Tuesday Mental Health Break–The first 100 Days of Mei Lun and Mei Huan

Posted in * General Interest, Animals, Photos/Photography

(Her.meneutics) Q+A: Darlene Zschech, the ”˜Mama Bear’ of Worship Music

What is your vision for the global 21st-century church?

That we would be hungry for the presence of God in our midst and that we would be more united. When the Word says that when we’re united, there’s a blessing. There is a dying to self that happens when you want unity. A lot of people feel that that is too hard, so I would pray that we become better at that. I would pray that there is another great awakening and revival, and that we get passionate about people getting saved. It’s only Jesus that can do that.

As his representatives, I hope we have a great revelation of who we are in Christ. You don’t need a platform, and you don’t need a microphone. You just need to go and preach Jesus wherever you find yourself.

Read it all.

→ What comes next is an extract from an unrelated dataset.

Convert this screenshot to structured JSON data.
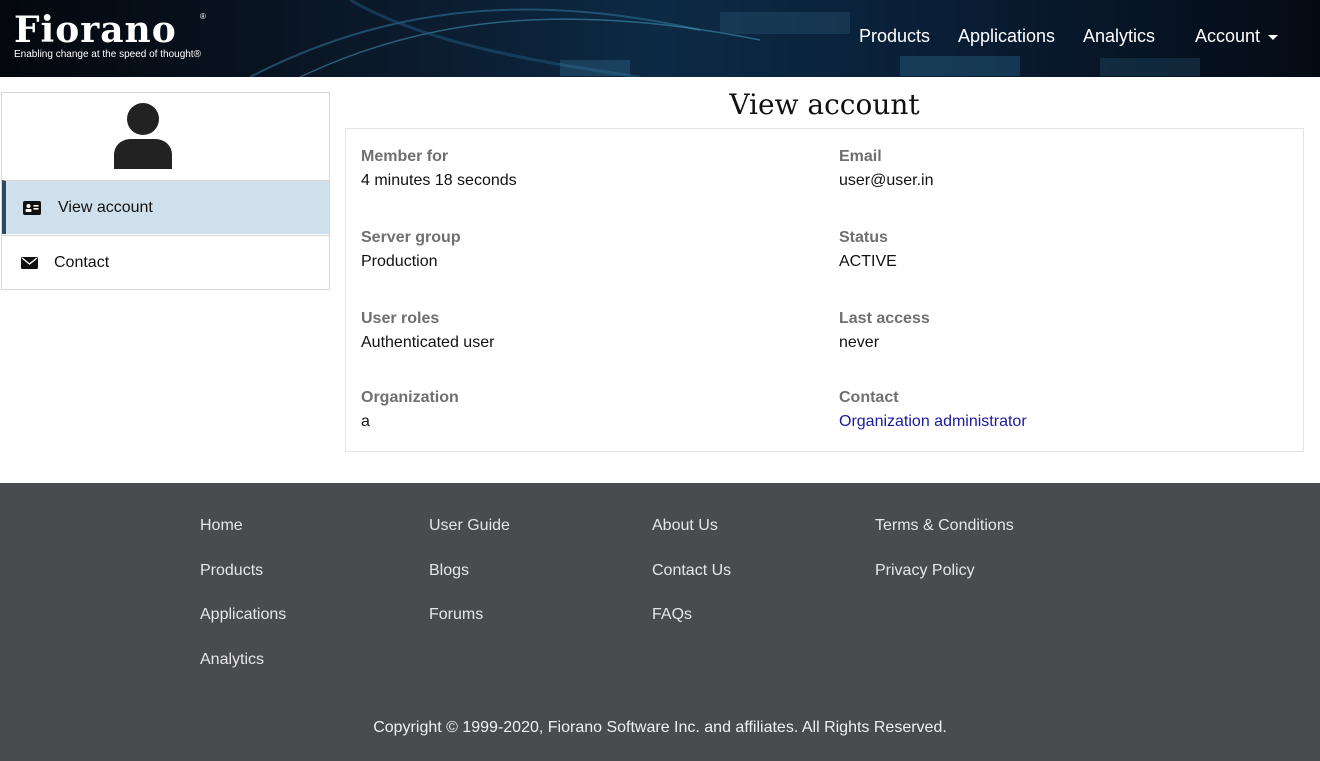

Posted in * Christian Life / Church Life, * International News & Commentary, Australia / NZ, Liturgy, Music, Worship, Parish Ministry, Theology